Report each line of the records where "odintsov" occurs.

─── Raw data ───

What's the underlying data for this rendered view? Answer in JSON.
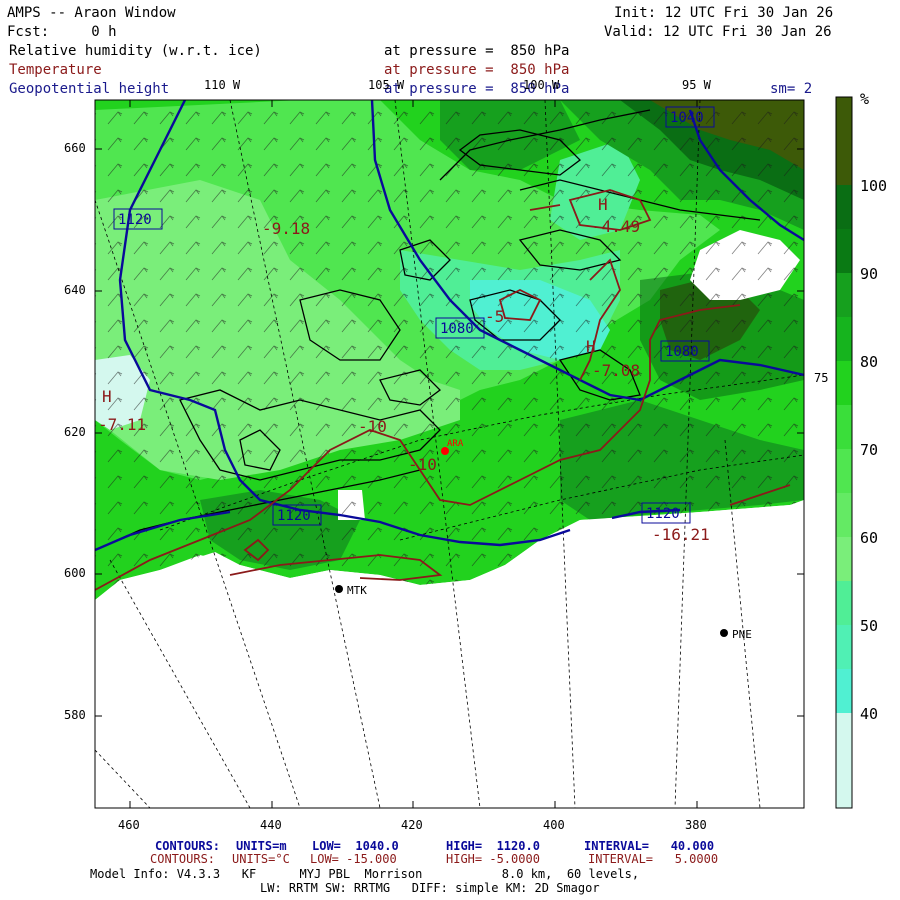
{
  "header": {
    "title": "AMPS -- Araon Window",
    "init": "Init: 12 UTC Fri 30 Jan 26",
    "fcst": "Fcst:     0 h",
    "valid": "Valid: 12 UTC Fri 30 Jan 26",
    "line_rh": "Relative humidity (w.r.t. ice)",
    "line_temp": "Temperature",
    "line_geo": "Geopotential height",
    "pressure_rh": "at pressure =  850 hPa",
    "pressure_temp": "at pressure =  850 hPa",
    "pressure_geo": "at pressure =  850 hPa",
    "smoothing": "sm= 2"
  },
  "map": {
    "lon_labels": [
      "110 W",
      "105 W",
      "100 W",
      "95 W"
    ],
    "lat_label": "75 S",
    "y_ticks": [
      "660",
      "640",
      "620",
      "600",
      "580"
    ],
    "x_ticks": [
      "460",
      "440",
      "420",
      "400",
      "380"
    ],
    "height_labels": [
      "1040",
      "1120",
      "1080",
      "1080",
      "1120",
      "1120"
    ],
    "temp_labels": [
      "-9.18",
      "-4.49",
      "-5",
      "-10",
      "-10",
      "-7.08",
      "-7.11",
      "-16.21"
    ],
    "highs": [
      "H",
      "H",
      "H"
    ],
    "stations": [
      "MTK",
      "PNE",
      "ARA"
    ],
    "colors": {
      "height": "#0a0a9a",
      "temp": "#8b1a1a",
      "coast": "#000000",
      "station": "#ff0000"
    }
  },
  "colorbar": {
    "unit": "%",
    "labels": [
      "100",
      "90",
      "80",
      "70",
      "60",
      "50",
      "40"
    ],
    "colors": [
      "#3d5a08",
      "#0a6e14",
      "#16a01e",
      "#22d21e",
      "#50e650",
      "#7aee7a",
      "#50ee96",
      "#50f0d2",
      "#d4f8ee"
    ]
  },
  "footer": {
    "contours_label_1": "CONTOURS:",
    "units_1": "UNITS=m",
    "low_1": "LOW=  1040.0",
    "high_1": "HIGH=  1120.0",
    "interval_1": "INTERVAL=   40.000",
    "contours_label_2": "CONTOURS:",
    "units_2": "UNITS=°C",
    "low_2": "LOW= -15.000",
    "high_2": "HIGH= -5.0000",
    "interval_2": "INTERVAL=   5.0000",
    "model_info": "Model Info: V4.3.3   KF      MYJ PBL  Morrison           8.0 km,  60 levels,",
    "model_info_2": "LW: RRTM SW: RRTMG   DIFF: simple KM: 2D Smagor"
  }
}
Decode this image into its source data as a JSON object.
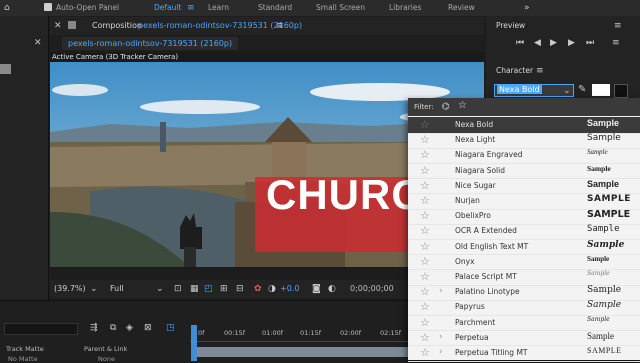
{
  "topbar": {
    "auto_open_label": "Auto-Open Panel",
    "workspaces": [
      "Default",
      "Learn",
      "Standard",
      "Small Screen",
      "Libraries",
      "Review"
    ],
    "active_workspace": "Default",
    "menu_icon": "hamburger-icon",
    "overflow_icon": "double-chevron-icon"
  },
  "composition": {
    "header_label": "Composition",
    "name": "pexels-roman-odintsov-7319531 (2160p)",
    "tab_label": "pexels-roman-odintsov-7319531 (2160p)",
    "camera_label": "Active Camera (3D Tracker Camera)",
    "overlay_text": "CHURCH",
    "overlay_color": "#d02a2f"
  },
  "viewer_toolbar": {
    "zoom": "(39.7%)",
    "resolution": "Full",
    "exposure": "+0.0",
    "timecode": "0;00;00;00"
  },
  "preview_panel": {
    "title": "Preview"
  },
  "character_panel": {
    "title": "Character",
    "font_value": "Nexa Bold"
  },
  "font_menu": {
    "filter_label": "Filter:",
    "fonts": [
      {
        "name": "Nexa Bold",
        "sample": "Sample",
        "expandable": false,
        "selected": true
      },
      {
        "name": "Nexa Light",
        "sample": "Sample",
        "expandable": false,
        "selected": false
      },
      {
        "name": "Niagara Engraved",
        "sample": "Sample",
        "expandable": false,
        "selected": false
      },
      {
        "name": "Niagara Solid",
        "sample": "Sample",
        "expandable": false,
        "selected": false
      },
      {
        "name": "Nice Sugar",
        "sample": "Sample",
        "expandable": false,
        "selected": false
      },
      {
        "name": "Nurjan",
        "sample": "SAMPLE",
        "expandable": false,
        "selected": false
      },
      {
        "name": "ObelixPro",
        "sample": "SAMPLE",
        "expandable": false,
        "selected": false
      },
      {
        "name": "OCR A Extended",
        "sample": "Sample",
        "expandable": false,
        "selected": false
      },
      {
        "name": "Old English Text MT",
        "sample": "Sample",
        "expandable": false,
        "selected": false
      },
      {
        "name": "Onyx",
        "sample": "Sample",
        "expandable": false,
        "selected": false
      },
      {
        "name": "Palace Script MT",
        "sample": "Sample",
        "expandable": false,
        "selected": false
      },
      {
        "name": "Palatino Linotype",
        "sample": "Sample",
        "expandable": true,
        "selected": false
      },
      {
        "name": "Papyrus",
        "sample": "Sample",
        "expandable": false,
        "selected": false
      },
      {
        "name": "Parchment",
        "sample": "Sample",
        "expandable": false,
        "selected": false
      },
      {
        "name": "Perpetua",
        "sample": "Sample",
        "expandable": true,
        "selected": false
      },
      {
        "name": "Perpetua Titling MT",
        "sample": "SAMPLE",
        "expandable": true,
        "selected": false
      }
    ]
  },
  "timeline": {
    "track_matte_label": "Track Matte",
    "parent_link_label": "Parent & Link",
    "no_matte_value": "No Matte",
    "none_value": "None",
    "ruler": [
      "0f",
      "00:15f",
      "01:00f",
      "01:15f",
      "02:00f",
      "02:15f"
    ]
  }
}
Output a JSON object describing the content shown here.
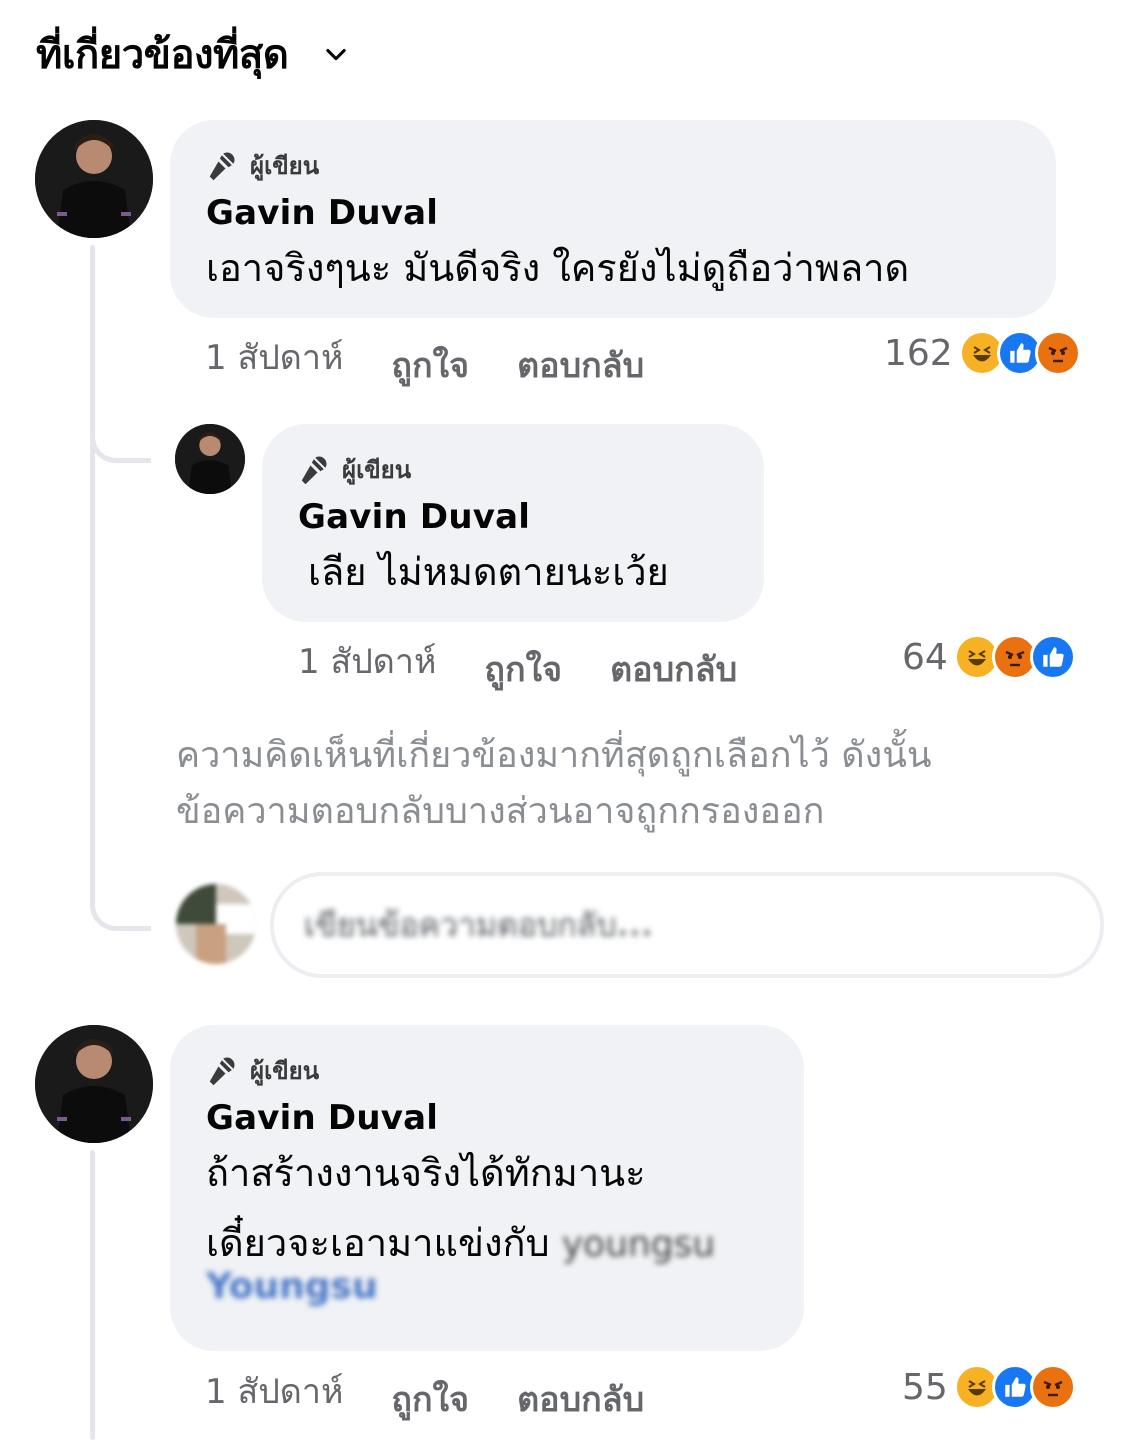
{
  "header": {
    "sort_label": "ที่เกี่ยวข้องที่สุด"
  },
  "comments": [
    {
      "badge": "ผู้เขียน",
      "author": "Gavin Duval",
      "text_lines": [
        "เอาจริงๆนะ มันดีจริง ใครยังไม่ดูถือว่าพลาด"
      ],
      "time": "1 สัปดาห์",
      "like": "ถูกใจ",
      "reply": "ตอบกลับ",
      "reaction_count": "162",
      "reactions": [
        "haha-icon",
        "like-icon",
        "angry-icon"
      ]
    },
    {
      "badge": "ผู้เขียน",
      "author": "Gavin Duval",
      "text_lines": [
        "เลีย ไม่หมดตายนะเว้ย"
      ],
      "time": "1 สัปดาห์",
      "like": "ถูกใจ",
      "reply": "ตอบกลับ",
      "reaction_count": "64",
      "reactions": [
        "haha-icon",
        "angry-icon",
        "like-icon"
      ]
    },
    {
      "badge": "ผู้เขียน",
      "author": "Gavin Duval",
      "text_lines": [
        "ถ้าสร้างงานจริงได้ทักมานะ",
        "เดี๋ยวจะเอามาแข่งกับ"
      ],
      "mention_blurred": "youngsu",
      "mention_link_blurred": "Youngsu",
      "time": "1 สัปดาห์",
      "like": "ถูกใจ",
      "reply": "ตอบกลับ",
      "reaction_count": "55",
      "reactions": [
        "haha-icon",
        "like-icon",
        "angry-icon"
      ]
    }
  ],
  "notice_lines": [
    "ความคิดเห็นที่เกี่ยวข้องมากที่สุดถูกเลือกไว้ ดังนั้น",
    "ข้อความตอบกลับบางส่วนอาจถูกกรองออก"
  ],
  "reply_box": {
    "placeholder": "เขียนข้อความตอบกลับ..."
  },
  "colors": {
    "like": "#1877f2",
    "haha": "#f7b125",
    "angry": "#e9710f",
    "bubble": "#f0f2f5",
    "muted": "#65676b"
  }
}
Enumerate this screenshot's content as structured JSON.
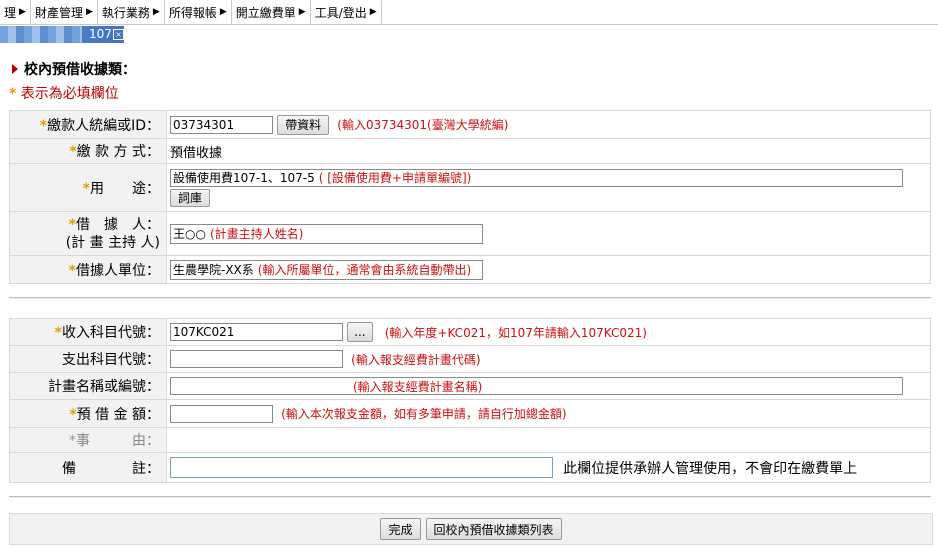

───

▶ **Result**:
    "name": "pexels-roman-odintsov-7319531 (2160p)",
    "tab_label": "pexels-roman-odintsov-7319531 (2160p)",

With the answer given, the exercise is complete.